» **Activity**:
What you return must match the listing below exactly.

» **Input data**:
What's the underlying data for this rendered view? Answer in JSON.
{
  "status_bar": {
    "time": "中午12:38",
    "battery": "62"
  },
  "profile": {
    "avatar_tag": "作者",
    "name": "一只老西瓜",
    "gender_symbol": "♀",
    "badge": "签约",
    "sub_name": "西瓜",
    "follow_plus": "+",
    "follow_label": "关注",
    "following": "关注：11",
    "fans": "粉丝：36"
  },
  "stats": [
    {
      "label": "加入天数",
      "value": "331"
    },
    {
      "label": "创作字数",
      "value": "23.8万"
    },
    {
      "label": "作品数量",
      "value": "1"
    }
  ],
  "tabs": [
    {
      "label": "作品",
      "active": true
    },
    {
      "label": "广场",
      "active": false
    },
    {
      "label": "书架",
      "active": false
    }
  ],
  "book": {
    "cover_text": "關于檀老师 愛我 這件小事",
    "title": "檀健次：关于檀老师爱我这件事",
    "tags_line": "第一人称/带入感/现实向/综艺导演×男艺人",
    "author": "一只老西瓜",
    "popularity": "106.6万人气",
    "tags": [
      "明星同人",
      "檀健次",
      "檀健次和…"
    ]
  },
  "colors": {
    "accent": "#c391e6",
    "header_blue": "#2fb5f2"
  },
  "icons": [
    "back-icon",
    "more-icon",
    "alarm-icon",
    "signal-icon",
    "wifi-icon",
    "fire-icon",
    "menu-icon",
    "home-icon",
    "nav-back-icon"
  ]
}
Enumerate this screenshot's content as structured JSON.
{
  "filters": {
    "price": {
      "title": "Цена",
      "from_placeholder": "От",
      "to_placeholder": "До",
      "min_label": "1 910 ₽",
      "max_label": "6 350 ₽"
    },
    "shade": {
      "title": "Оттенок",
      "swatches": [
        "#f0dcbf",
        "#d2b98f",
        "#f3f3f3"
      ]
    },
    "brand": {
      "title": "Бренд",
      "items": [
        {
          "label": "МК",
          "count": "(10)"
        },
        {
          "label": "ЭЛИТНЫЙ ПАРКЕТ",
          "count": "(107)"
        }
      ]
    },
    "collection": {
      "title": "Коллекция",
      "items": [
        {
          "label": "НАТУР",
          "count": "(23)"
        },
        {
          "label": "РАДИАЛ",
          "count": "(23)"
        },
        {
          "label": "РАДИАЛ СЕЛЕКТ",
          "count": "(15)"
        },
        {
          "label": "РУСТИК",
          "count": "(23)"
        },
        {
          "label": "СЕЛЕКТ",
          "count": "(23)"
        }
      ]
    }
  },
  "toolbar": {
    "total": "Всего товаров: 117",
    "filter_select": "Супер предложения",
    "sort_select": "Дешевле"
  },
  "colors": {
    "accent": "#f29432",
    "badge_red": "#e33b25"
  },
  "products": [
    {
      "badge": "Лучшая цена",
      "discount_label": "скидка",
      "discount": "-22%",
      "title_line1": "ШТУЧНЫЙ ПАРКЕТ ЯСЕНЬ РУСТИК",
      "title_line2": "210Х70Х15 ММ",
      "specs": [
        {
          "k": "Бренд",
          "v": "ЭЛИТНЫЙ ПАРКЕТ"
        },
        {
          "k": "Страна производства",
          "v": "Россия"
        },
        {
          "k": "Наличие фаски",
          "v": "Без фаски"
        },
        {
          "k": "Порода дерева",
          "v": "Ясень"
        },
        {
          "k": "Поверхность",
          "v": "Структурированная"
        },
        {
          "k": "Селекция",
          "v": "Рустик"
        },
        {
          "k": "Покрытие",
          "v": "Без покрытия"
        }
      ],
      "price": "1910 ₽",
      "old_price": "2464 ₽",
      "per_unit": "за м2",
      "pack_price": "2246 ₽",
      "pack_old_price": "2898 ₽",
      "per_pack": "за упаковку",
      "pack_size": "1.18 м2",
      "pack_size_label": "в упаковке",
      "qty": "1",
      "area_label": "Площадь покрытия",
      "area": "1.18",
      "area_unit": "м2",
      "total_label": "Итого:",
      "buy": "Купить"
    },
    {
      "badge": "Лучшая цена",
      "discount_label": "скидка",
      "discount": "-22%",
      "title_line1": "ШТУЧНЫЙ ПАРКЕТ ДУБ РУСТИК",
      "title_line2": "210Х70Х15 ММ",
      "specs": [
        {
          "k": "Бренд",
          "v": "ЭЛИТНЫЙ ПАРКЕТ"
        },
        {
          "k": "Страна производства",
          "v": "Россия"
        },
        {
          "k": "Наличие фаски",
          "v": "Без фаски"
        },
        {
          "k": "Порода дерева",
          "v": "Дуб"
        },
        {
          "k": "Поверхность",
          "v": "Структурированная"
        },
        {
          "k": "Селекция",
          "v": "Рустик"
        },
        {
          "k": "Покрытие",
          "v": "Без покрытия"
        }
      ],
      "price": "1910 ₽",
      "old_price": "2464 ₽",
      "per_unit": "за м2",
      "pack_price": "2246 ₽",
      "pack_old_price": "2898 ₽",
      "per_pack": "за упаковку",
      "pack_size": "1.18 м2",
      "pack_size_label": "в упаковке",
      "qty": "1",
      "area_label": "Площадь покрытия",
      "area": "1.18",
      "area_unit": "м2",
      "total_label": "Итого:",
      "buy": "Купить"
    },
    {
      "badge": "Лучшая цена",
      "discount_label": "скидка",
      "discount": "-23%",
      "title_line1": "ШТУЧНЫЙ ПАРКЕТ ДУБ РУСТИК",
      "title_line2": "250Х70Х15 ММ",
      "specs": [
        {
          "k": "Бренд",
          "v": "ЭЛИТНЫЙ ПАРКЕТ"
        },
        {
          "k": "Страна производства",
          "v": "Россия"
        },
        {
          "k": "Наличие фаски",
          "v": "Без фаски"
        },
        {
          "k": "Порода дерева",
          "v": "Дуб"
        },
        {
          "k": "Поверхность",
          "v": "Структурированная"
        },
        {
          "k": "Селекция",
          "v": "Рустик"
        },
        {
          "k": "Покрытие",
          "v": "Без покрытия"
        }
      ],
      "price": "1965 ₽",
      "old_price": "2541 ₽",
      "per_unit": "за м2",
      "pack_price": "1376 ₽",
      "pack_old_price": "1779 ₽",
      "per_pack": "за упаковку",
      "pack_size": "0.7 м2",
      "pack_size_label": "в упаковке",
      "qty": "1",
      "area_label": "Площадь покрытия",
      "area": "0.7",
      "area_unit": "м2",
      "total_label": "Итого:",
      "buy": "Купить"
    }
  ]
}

» **Written response**:
What's the underlying data for this rendered view? Answer in JSON.
{
  "status_bar": {
    "time": "中午12:38",
    "battery": "62"
  },
  "profile": {
    "avatar_tag": "作者",
    "name": "一只老西瓜",
    "gender_symbol": "♀",
    "badge": "签约",
    "sub_name": "西瓜",
    "follow_plus": "+",
    "follow_label": "关注",
    "following": "关注：11",
    "fans": "粉丝：36"
  },
  "stats": [
    {
      "label": "加入天数",
      "value": "331"
    },
    {
      "label": "创作字数",
      "value": "23.8万"
    },
    {
      "label": "作品数量",
      "value": "1"
    }
  ],
  "tabs": [
    {
      "label": "作品",
      "active": true
    },
    {
      "label": "广场",
      "active": false
    },
    {
      "label": "书架",
      "active": false
    }
  ],
  "book": {
    "cover_text": "關于檀老师 愛我 這件小事",
    "title": "檀健次：关于檀老师爱我这件事",
    "tags_line": "第一人称/带入感/现实向/综艺导演×男艺人",
    "author": "一只老西瓜",
    "popularity": "106.6万人气",
    "tags": [
      "明星同人",
      "檀健次",
      "檀健次和…"
    ]
  },
  "colors": {
    "accent": "#c391e6",
    "header_blue": "#2fb5f2"
  },
  "icons": [
    "back-icon",
    "more-icon",
    "alarm-icon",
    "signal-icon",
    "wifi-icon",
    "fire-icon",
    "menu-icon",
    "home-icon",
    "nav-back-icon"
  ]
}
Enumerate this screenshot's content as structured JSON.
{
  "filters": {
    "price": {
      "title": "Цена",
      "from_placeholder": "От",
      "to_placeholder": "До",
      "min_label": "1 910 ₽",
      "max_label": "6 350 ₽"
    },
    "shade": {
      "title": "Оттенок",
      "swatches": [
        "#f0dcbf",
        "#d2b98f",
        "#f3f3f3"
      ]
    },
    "brand": {
      "title": "Бренд",
      "items": [
        {
          "label": "МК",
          "count": "(10)"
        },
        {
          "label": "ЭЛИТНЫЙ ПАРКЕТ",
          "count": "(107)"
        }
      ]
    },
    "collection": {
      "title": "Коллекция",
      "items": [
        {
          "label": "НАТУР",
          "count": "(23)"
        },
        {
          "label": "РАДИАЛ",
          "count": "(23)"
        },
        {
          "label": "РАДИАЛ СЕЛЕКТ",
          "count": "(15)"
        },
        {
          "label": "РУСТИК",
          "count": "(23)"
        },
        {
          "label": "СЕЛЕКТ",
          "count": "(23)"
        }
      ]
    }
  },
  "toolbar": {
    "total": "Всего товаров: 117",
    "filter_select": "Супер предложения",
    "sort_select": "Дешевле"
  },
  "colors": {
    "accent": "#f29432",
    "badge_red": "#e33b25"
  },
  "products": [
    {
      "badge": "Лучшая цена",
      "discount_label": "скидка",
      "discount": "-22%",
      "title_line1": "ШТУЧНЫЙ ПАРКЕТ ЯСЕНЬ РУСТИК",
      "title_line2": "210Х70Х15 ММ",
      "specs": [
        {
          "k": "Бренд",
          "v": "ЭЛИТНЫЙ ПАРКЕТ"
        },
        {
          "k": "Страна производства",
          "v": "Россия"
        },
        {
          "k": "Наличие фаски",
          "v": "Без фаски"
        },
        {
          "k": "Порода дерева",
          "v": "Ясень"
        },
        {
          "k": "Поверхность",
          "v": "Структурированная"
        },
        {
          "k": "Селекция",
          "v": "Рустик"
        },
        {
          "k": "Покрытие",
          "v": "Без покрытия"
        }
      ],
      "price": "1910 ₽",
      "old_price": "2464 ₽",
      "per_unit": "за м2",
      "pack_price": "2246 ₽",
      "pack_old_price": "2898 ₽",
      "per_pack": "за упаковку",
      "pack_size": "1.18 м2",
      "pack_size_label": "в упаковке",
      "qty": "1",
      "area_label": "Площадь покрытия",
      "area": "1.18",
      "area_unit": "м2",
      "total_label": "Итого:",
      "buy": "Купить"
    },
    {
      "badge": "Лучшая цена",
      "discount_label": "скидка",
      "discount": "-22%",
      "title_line1": "ШТУЧНЫЙ ПАРКЕТ ДУБ РУСТИК",
      "title_line2": "210Х70Х15 ММ",
      "specs": [
        {
          "k": "Бренд",
          "v": "ЭЛИТНЫЙ ПАРКЕТ"
        },
        {
          "k": "Страна производства",
          "v": "Россия"
        },
        {
          "k": "Наличие фаски",
          "v": "Без фаски"
        },
        {
          "k": "Порода дерева",
          "v": "Дуб"
        },
        {
          "k": "Поверхность",
          "v": "Структурированная"
        },
        {
          "k": "Селекция",
          "v": "Рустик"
        },
        {
          "k": "Покрытие",
          "v": "Без покрытия"
        }
      ],
      "price": "1910 ₽",
      "old_price": "2464 ₽",
      "per_unit": "за м2",
      "pack_price": "2246 ₽",
      "pack_old_price": "2898 ₽",
      "per_pack": "за упаковку",
      "pack_size": "1.18 м2",
      "pack_size_label": "в упаковке",
      "qty": "1",
      "area_label": "Площадь покрытия",
      "area": "1.18",
      "area_unit": "м2",
      "total_label": "Итого:",
      "buy": "Купить"
    },
    {
      "badge": "Лучшая цена",
      "discount_label": "скидка",
      "discount": "-23%",
      "title_line1": "ШТУЧНЫЙ ПАРКЕТ ДУБ РУСТИК",
      "title_line2": "250Х70Х15 ММ",
      "specs": [
        {
          "k": "Бренд",
          "v": "ЭЛИТНЫЙ ПАРКЕТ"
        },
        {
          "k": "Страна производства",
          "v": "Россия"
        },
        {
          "k": "Наличие фаски",
          "v": "Без фаски"
        },
        {
          "k": "Порода дерева",
          "v": "Дуб"
        },
        {
          "k": "Поверхность",
          "v": "Структурированная"
        },
        {
          "k": "Селекция",
          "v": "Рустик"
        },
        {
          "k": "Покрытие",
          "v": "Без покрытия"
        }
      ],
      "price": "1965 ₽",
      "old_price": "2541 ₽",
      "per_unit": "за м2",
      "pack_price": "1376 ₽",
      "pack_old_price": "1779 ₽",
      "per_pack": "за упаковку",
      "pack_size": "0.7 м2",
      "pack_size_label": "в упаковке",
      "qty": "1",
      "area_label": "Площадь покрытия",
      "area": "0.7",
      "area_unit": "м2",
      "total_label": "Итого:",
      "buy": "Купить"
    }
  ]
}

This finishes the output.